11.3. Using the bios plugin

The bios plugin is used to configure a server to a specific set of BIOS values. To use the BIOS plugin, you must be running a supported hardware platform by Digital Rebar. Supported platforms will have a Catalog content pack named (generally) for the hardware manufacturer. For example dell-support, hpe-support, or lenovo-support.

11.3.1. Installation

You must install (from the Catalog), the following items:

  • bios plugin
  • hardware-tooling content
  • one of the Vendor support content packs (eg dell-support)

The above items can be installed from the Catalog in the Portal, or via the following command line installation:

# change 'vendors' variable to supported vendor(s) name (all lowercase, space separated)
vendors="dell hpe lenovo"
drpcli catalog item install bios
drpcli catalog item install hardware-tooling
for vendor in $vendors; do drpcli catalog item install ${vendor}-support; done

11.3.2. General Process

The BIOS configuration subsystem of Digital Rebar Platform is designed (and only tested) to run in the Sledgehammer environment. RackN does not support use of the tooling outside of this environment.

Warning

Ensure you boot your machines in to Sledgehammer to perform the following process.

The general process for using the BIOS plugin utilizes three separate Stages, in the following usage flow:

  1. use bios-inventory - collects detailed information on supported values on the system that the Stage runs on; populates the Param bios-current-configuration
  2. use bios-baseline - populates the bios-target-configuration compatible Param of the current system’s BIOS configuration
  3. Modify the bios-target-configuration to support any desired BIOS configuration changes
  4. use bios-configure - applies the values found in the Param bios-target-configuration to the system

The bios-target-configuration Param is the settings that will be applied to a system. Use the output of the bios-baseline Stage to create a “copy” of the current systems configuration values.

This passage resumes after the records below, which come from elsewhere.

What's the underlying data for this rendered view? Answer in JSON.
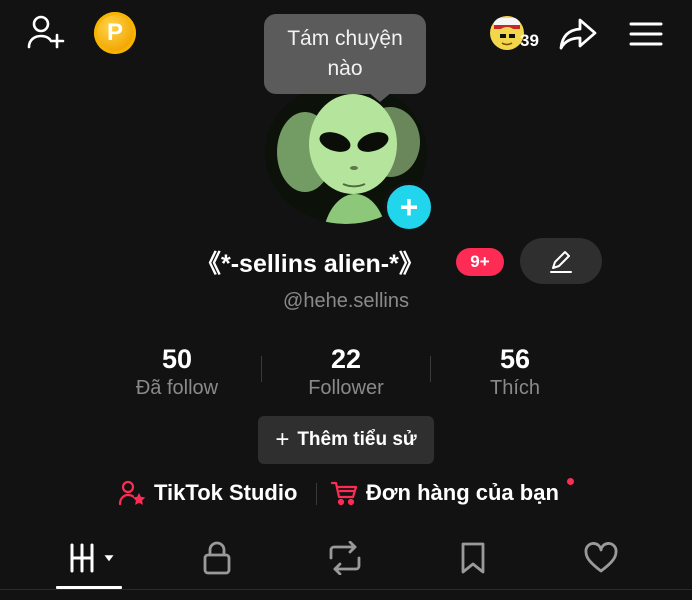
{
  "colors": {
    "background": "#121212",
    "accent_red": "#fe2c55",
    "accent_cyan": "#20d5ec",
    "coin_gold": "#f2a400",
    "muted_text": "#8a8a8a",
    "chip_bg": "#2f2f2f"
  },
  "top_bar": {
    "add_user_icon": "person-plus-icon",
    "coin_icon": "coin-p-icon",
    "coin_letter": "P",
    "streak_count": "39",
    "share_icon": "share-arrow-icon",
    "menu_icon": "hamburger-menu-icon"
  },
  "tooltip": {
    "line1": "Tám chuyện",
    "line2": "nào"
  },
  "profile": {
    "avatar_icon": "alien-avatar",
    "avatar_add_symbol": "+",
    "display_name": "《*-sellins alien-*》",
    "notification_badge": "9+",
    "edit_icon": "pencil-icon",
    "handle": "@hehe.sellins"
  },
  "stats": [
    {
      "value": "50",
      "label": "Đã follow"
    },
    {
      "value": "22",
      "label": "Follower"
    },
    {
      "value": "56",
      "label": "Thích"
    }
  ],
  "bio_button": {
    "symbol": "+",
    "label": "Thêm tiểu sử"
  },
  "links": {
    "studio_label": "TikTok Studio",
    "studio_icon": "person-star-icon",
    "orders_label": "Đơn hàng của bạn",
    "orders_icon": "cart-icon"
  },
  "tabs": [
    {
      "icon": "grid-videos-icon",
      "active": true
    },
    {
      "icon": "lock-icon",
      "active": false
    },
    {
      "icon": "repost-icon",
      "active": false
    },
    {
      "icon": "bookmark-icon",
      "active": false
    },
    {
      "icon": "heart-icon",
      "active": false
    }
  ]
}
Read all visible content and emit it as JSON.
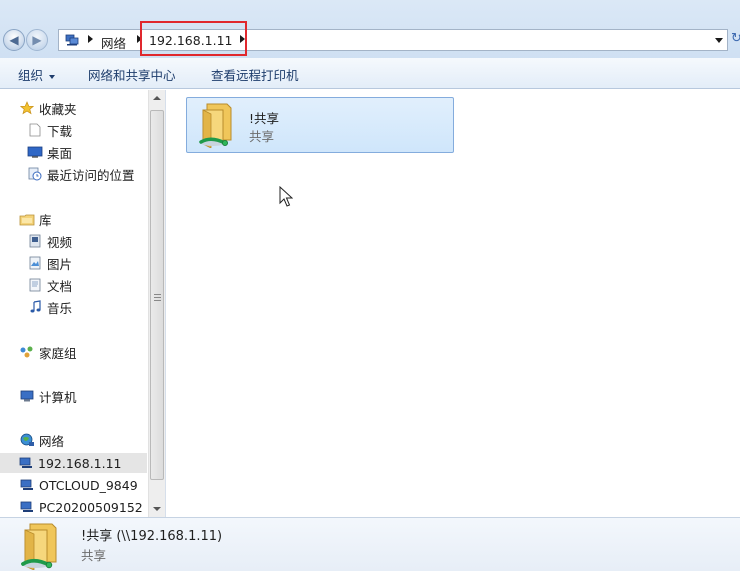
{
  "address_bar": {
    "breadcrumbs": [
      "网络",
      "192.168.1.11"
    ],
    "highlight_color": "#e0282e"
  },
  "command_bar": {
    "organize": "组织",
    "network_center": "网络和共享中心",
    "view_printers": "查看远程打印机"
  },
  "nav_pane": {
    "favorites": {
      "label": "收藏夹",
      "icon": "star-icon"
    },
    "downloads": {
      "label": "下载",
      "icon": "download-folder-icon"
    },
    "desktop": {
      "label": "桌面",
      "icon": "desktop-icon"
    },
    "recent": {
      "label": "最近访问的位置",
      "icon": "recent-places-icon"
    },
    "libraries": {
      "label": "库",
      "icon": "library-icon"
    },
    "videos": {
      "label": "视频",
      "icon": "video-library-icon"
    },
    "pictures": {
      "label": "图片",
      "icon": "picture-library-icon"
    },
    "documents": {
      "label": "文档",
      "icon": "document-library-icon"
    },
    "music": {
      "label": "音乐",
      "icon": "music-library-icon"
    },
    "homegroup": {
      "label": "家庭组",
      "icon": "homegroup-icon"
    },
    "computer": {
      "label": "计算机",
      "icon": "computer-icon"
    },
    "network": {
      "label": "网络",
      "icon": "network-icon"
    },
    "hosts": [
      {
        "label": "192.168.1.11",
        "selected": true
      },
      {
        "label": "OTCLOUD_9849"
      },
      {
        "label": "PC20200509152"
      }
    ]
  },
  "content": {
    "items": [
      {
        "name": "!共享",
        "type": "共享",
        "icon": "shared-folder-icon"
      }
    ]
  },
  "details_pane": {
    "title": "!共享 (\\\\192.168.1.11)",
    "type": "共享"
  }
}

This can be used after an operator has manually set a number of values through the vendors BMC configuration settings, or by using it as a starting point, and modifying the values of the results of the bios-baseline Stage.

11.3.3. The bios-current-configuration

The bios-current-configuration records both the current settings of the various bios values that may be set on a given platform, and it also provides “type definition” information on the potential data that a given setting may potentially require to for use. If you have questions on what values should be placed in the fields, refer to the bios-current-configuration for clues, or the Vendors documentation.

Ultimately, however, it is the bios-target-configuration which is used to apply updated settings to the systems BIOS.

11.3.4. The bios-target-configuration

Note that the bios-target-configuration structure is slightly different than what the bios-inventory stage produces in the bios-current-configuration. The bios-baseline stage produces a validly formatted bios-target-configuration for actually making changes to the system BIOS.

Once you have produced a version of the bios-target-configuration settings values, it may safely be used ONLY with those Vendor specific Model/Version, and Firmware level systems. Vendors regularly change the BIOS supported configuration values and details between model/platform versions, and potentially from older to newer versions of Firmware that is flashed on the system.

11.3.5. Legacy -vs- UEFI

If you have the same vendor model and version of hardware, there are often substantial differences in the BIOS configuration values, dependent on the system being in either Legacy or UEFI BIOS boot modes. You are advised to ensure you re-run bios-baseline for each of Legacy and UEFI BIOS boot modes to verify values for the boot mode are correct.

In particular - the Boot Order semantics are often very different between Legacy and UEFI BIOS boot modes.

11.3.6. The bios-skip-config

The bios-skip-config Param allows for all BIOS related tasks to “skip” running, if this Params value is set to true. This is often used in Discovery type default workflows to turn off the BIOS sub-system, without using customized Workflows for different use cases. Verify that this value is not set to true on the machine if you see the BIOS tasks just skipping, and exiting with zero (success) value.

11.3.7. Video Example

The following is an example of using the BIOS subsystem in video form. This video example shows the above outlined process on a fleet of Dell R730xd server platforms. Only a very minimal BIOS setting value has been changed via use of editing the Param value.

Generally speaking, you should extract the bios-target-configuration produced in this example, and incorporate it in to a Content Pack. See the Color Demo training content pack and video references for more details: